European Shares End Flat as Fed Fears, Virus Concerns Weigh

The pan-European STOXX 600 index closed largely unchanged at 471.79 points, following a selloff last week that knocked it off record levels.

Commodity-linked sectors continued to outpace the general market, as oil and metal prices rose on expectations of a recovery in major importer China.

Basic resources stocks were the best performers for the day, rising 2.0%.

Travel stocks also surged nearly 2% after U.S. health regulators granted full approval to the COVID-19 vaccine developed by Pfizer Inc and BioNTech SE in a move that could accelerate U.S. inoculations.

Global stocks wobbled last week after data from U.S. and Asian economies signalled a slowing global economic recovery, as a spike in the Delta variant of the coronavirus prompted fresh restrictions in several parts of the world.

Investors are awaiting U.S. Federal Reserve chief Jerome Powell’s speech at the annual Jackson Hole symposium on Friday for hints on the central bank’s asset purchases tapering plans.

“Since the release of the Fed minutes last week, the consensus for the start of tapering has moved slightly forward, from the beginning of 2022 to December 2021,” Unicredit analysts said.

“A hawkish surprise from Jackson Hole appears less likely and the next topic of major relevance is probably the U.S. labour market report on Sept. 3.”

Meanwhile, German stocks rose 0.3% as data showed Germany’s gross domestic product grew by 1.6% on the quarter from April to June, slightly up from its previous estimate of 1.5%, helped by private consumption and state spending.
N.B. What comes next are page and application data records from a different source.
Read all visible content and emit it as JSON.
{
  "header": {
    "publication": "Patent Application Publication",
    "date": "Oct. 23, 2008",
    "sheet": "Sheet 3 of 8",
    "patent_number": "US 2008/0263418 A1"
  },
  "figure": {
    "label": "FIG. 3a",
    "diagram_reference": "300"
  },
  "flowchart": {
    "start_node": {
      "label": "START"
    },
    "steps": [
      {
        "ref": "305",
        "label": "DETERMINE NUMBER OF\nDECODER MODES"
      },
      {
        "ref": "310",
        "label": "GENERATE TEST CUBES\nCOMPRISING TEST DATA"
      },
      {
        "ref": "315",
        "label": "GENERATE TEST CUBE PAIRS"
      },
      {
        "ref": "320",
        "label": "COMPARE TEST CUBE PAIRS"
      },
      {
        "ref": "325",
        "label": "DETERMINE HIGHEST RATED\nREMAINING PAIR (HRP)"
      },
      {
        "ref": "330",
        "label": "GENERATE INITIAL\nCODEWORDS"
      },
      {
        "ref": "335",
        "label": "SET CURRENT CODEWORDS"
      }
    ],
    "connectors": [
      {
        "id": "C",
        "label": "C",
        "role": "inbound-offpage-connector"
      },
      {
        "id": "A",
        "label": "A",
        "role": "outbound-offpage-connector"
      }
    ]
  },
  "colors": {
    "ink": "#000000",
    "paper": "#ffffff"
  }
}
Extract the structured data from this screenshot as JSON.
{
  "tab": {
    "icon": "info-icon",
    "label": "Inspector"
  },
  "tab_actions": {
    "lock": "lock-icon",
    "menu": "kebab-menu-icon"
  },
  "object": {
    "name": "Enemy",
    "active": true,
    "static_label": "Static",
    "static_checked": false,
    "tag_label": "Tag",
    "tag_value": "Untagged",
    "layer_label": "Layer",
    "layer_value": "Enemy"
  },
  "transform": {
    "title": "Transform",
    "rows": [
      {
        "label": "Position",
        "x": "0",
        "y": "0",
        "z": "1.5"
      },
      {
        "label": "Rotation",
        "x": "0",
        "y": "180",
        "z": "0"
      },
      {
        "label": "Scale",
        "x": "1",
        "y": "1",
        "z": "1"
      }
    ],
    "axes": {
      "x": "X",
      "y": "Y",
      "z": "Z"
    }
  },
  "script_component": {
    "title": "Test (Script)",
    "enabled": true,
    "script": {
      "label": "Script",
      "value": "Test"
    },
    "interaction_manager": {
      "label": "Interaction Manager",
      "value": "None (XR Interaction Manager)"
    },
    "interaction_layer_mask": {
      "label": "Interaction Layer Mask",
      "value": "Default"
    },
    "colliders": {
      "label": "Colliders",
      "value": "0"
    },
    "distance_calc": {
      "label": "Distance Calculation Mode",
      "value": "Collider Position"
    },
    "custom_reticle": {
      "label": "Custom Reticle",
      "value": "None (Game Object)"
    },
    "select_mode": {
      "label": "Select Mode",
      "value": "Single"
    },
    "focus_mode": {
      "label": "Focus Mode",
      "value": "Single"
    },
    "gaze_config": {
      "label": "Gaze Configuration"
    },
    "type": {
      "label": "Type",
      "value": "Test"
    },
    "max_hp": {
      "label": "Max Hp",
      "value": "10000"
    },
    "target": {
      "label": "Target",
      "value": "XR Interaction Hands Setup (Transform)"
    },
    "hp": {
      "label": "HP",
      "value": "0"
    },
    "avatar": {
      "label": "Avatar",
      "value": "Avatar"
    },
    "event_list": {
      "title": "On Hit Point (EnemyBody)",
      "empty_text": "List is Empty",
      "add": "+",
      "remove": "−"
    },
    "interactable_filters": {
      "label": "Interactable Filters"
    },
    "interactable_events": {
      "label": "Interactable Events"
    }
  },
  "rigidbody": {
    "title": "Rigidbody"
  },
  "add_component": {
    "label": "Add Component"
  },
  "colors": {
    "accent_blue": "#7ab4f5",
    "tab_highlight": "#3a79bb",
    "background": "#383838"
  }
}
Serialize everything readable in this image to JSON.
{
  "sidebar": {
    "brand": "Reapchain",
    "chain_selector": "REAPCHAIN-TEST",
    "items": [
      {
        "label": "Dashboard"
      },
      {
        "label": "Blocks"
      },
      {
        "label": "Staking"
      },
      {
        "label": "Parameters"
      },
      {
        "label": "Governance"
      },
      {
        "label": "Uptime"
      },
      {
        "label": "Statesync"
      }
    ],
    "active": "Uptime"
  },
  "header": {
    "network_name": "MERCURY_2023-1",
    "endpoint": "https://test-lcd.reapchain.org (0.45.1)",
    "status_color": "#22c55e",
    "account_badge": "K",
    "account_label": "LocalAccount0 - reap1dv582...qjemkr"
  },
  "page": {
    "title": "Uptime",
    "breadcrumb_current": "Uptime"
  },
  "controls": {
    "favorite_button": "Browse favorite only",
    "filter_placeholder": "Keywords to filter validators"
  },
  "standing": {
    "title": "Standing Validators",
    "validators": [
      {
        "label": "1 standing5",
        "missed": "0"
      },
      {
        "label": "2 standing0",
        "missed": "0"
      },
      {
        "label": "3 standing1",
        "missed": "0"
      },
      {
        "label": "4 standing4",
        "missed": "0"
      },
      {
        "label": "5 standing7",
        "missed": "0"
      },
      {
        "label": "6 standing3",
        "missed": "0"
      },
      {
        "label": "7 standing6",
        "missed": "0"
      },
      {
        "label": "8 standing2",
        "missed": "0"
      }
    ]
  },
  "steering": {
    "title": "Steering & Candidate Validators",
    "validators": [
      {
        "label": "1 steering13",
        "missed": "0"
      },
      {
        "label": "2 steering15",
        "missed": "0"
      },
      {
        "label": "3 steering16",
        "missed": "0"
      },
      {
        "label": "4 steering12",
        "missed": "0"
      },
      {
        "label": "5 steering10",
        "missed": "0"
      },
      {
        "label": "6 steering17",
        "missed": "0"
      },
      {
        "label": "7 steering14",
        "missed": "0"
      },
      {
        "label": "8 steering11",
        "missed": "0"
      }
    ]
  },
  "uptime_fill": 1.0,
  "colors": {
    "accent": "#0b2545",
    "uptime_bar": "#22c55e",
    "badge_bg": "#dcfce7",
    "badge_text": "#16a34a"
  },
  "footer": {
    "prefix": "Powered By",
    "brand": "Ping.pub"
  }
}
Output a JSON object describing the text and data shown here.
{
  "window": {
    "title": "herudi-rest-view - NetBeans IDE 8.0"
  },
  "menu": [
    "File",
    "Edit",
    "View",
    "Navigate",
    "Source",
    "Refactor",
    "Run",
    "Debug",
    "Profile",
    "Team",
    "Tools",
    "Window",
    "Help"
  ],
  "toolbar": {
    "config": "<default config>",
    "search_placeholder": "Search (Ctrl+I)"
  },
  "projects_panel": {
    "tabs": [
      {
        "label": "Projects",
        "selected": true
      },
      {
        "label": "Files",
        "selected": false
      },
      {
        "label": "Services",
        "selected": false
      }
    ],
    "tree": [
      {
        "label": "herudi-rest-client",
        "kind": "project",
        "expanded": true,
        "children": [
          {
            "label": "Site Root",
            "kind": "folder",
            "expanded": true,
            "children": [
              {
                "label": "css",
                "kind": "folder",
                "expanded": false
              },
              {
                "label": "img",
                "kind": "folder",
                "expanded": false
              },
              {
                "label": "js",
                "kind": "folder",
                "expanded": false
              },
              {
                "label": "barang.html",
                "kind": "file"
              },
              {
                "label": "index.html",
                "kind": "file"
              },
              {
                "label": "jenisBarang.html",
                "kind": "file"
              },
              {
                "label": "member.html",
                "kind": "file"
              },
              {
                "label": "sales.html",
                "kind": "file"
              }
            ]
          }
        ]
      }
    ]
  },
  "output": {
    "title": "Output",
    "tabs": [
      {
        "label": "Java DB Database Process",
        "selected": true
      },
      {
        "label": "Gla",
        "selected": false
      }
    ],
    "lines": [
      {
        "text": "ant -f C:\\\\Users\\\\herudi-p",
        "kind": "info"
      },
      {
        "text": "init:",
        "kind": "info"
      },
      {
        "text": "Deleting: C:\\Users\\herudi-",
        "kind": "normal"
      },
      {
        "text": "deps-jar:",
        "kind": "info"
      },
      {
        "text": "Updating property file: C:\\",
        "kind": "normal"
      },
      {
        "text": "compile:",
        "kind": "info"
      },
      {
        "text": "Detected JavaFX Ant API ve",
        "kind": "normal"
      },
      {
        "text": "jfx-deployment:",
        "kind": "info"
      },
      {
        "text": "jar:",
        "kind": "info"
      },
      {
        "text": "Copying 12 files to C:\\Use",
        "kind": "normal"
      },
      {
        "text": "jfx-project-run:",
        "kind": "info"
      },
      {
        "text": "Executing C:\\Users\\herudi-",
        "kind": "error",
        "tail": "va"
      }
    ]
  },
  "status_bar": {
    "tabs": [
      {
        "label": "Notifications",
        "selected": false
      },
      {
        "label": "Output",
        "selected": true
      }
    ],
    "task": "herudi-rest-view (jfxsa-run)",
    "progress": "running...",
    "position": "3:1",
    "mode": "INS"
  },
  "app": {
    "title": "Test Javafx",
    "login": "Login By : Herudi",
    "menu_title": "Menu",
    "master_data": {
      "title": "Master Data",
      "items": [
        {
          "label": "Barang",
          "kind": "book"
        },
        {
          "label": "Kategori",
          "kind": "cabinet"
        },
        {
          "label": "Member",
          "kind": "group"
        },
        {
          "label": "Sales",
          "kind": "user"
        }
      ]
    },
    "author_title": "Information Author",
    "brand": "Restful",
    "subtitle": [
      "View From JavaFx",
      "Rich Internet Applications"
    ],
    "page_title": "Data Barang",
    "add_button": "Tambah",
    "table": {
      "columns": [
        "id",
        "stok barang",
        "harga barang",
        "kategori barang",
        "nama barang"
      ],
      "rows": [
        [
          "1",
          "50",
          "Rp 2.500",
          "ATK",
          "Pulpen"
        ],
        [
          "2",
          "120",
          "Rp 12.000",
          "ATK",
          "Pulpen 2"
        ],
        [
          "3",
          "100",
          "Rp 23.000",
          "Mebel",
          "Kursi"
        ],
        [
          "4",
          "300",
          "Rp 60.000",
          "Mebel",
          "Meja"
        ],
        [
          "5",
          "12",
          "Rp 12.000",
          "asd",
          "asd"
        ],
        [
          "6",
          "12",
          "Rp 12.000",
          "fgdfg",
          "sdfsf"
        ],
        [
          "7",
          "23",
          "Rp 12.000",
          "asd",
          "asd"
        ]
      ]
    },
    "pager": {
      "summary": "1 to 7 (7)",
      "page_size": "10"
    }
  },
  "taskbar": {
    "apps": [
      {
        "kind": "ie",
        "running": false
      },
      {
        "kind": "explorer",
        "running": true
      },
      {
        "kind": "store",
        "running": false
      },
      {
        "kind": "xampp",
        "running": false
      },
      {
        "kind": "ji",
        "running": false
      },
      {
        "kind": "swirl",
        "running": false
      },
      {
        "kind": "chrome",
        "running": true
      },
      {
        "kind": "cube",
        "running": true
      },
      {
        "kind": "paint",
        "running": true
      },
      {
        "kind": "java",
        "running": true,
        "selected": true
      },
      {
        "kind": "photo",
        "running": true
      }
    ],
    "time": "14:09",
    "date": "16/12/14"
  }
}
Marks and Spencer Group rose 4.1% after Berenberg and Credit Suisse raised their price targets on the UK retailer’s stock.

“Despite it being a moderate environment for UK consumption…, M&S is enjoying favourable positioning, market share gains from peers disappearing,” Credit Suisse analysts said in a note.

Norwegian salmon farmer Bakkafrost gained 1.9% following its second-quarter results.

Novartis slipped 1.7% after the Swiss drugmaker said its Kymriah CAR-T therapy did not meet the primary endpoint in a late-stage study.

For a look at all of today’s economic events, check out our economic calendar.

(Reporting by Sruthi Shankar in Bengaluru; Editing by Shounak Dasgupta and Mark Heinrich)

Novartis Posts Q2 Profit Beat, Keeps 2021 Guidance

It generated net profit of $3.72 billion and increased core operating income 18% to $4.35 billion while sales in the three months through June rose 14% to $12.96 billion, a gain of 9% when stripping out currency fluctuations.

Analysts polled by Refinitiv had on average expected net profit of $3.46 billion on revenue of $12.52 billion.

Novartis said its key drug brands were performing well and its product development pipeline continued to progress.

“While demand is starting to return to pre-COVID-19 levels in most geographies and therapeutic areas, we still see a slight impact on parts of our business for example in oncology, generics and certain geographies,” it said.

“We are assuming further easing of COVID-19 restrictions

in the second half of the year with a positive impact on business dynamics.”

It reiterated it expected 2021 sales to grow at a low- to mid-single-digit percentage rate, with core operating income seen growing at a mid-single-digit percentage rate ahead of sales.

(Reporting by Michael Shields, editing by John Revill)

Novartis Q1 Sales, Profit Miss Analyst Expectations Amid COVID-19 Impact

Core net income slipped to $3.4 billion, compared to the $3.5 billion average estimate of nine analysts in a poll by Refinitiv. Sales were 1% higher at $12.4 billion, compared to $12.5 billion forecast in the poll. Net income fell 5% to $2.06 billion.

Novartis confirmed its 2021 outlook, which foresees net sales growing at a low- to mid-single-digit percentage rate, with core operating income expected to grow at a mid-single-digit percentage rate, ahead of sales.

Novartis, like many other drugmakers including cross-town rival Roche, has taken a sales hit for drugs in dermatology, eye diseases and breast cancer treatment areas as people shy away from doctor visits during the prolonged pandemic. That is impacting key Novartis medicines including Cosentyx for psoriasis, Lucentis for macular degeneration, and Kisqali for breast cancer.

“There continues to be COVID-19 related lockdowns and disruptions in several geographies,” Novartis said, adding that the COVID-19 pandemic has also led to a historically weak cough and cold season for drugs made by its Sandoz generics unit.

The Sandoz unit, where sales fell 9% to $2.3 billion in the period, now expects revenue for the full year to decline in the low- to mid-single-digit percentages.

(Reporting by John Miller; Editing by Riham Alkousaa and Michael Shields)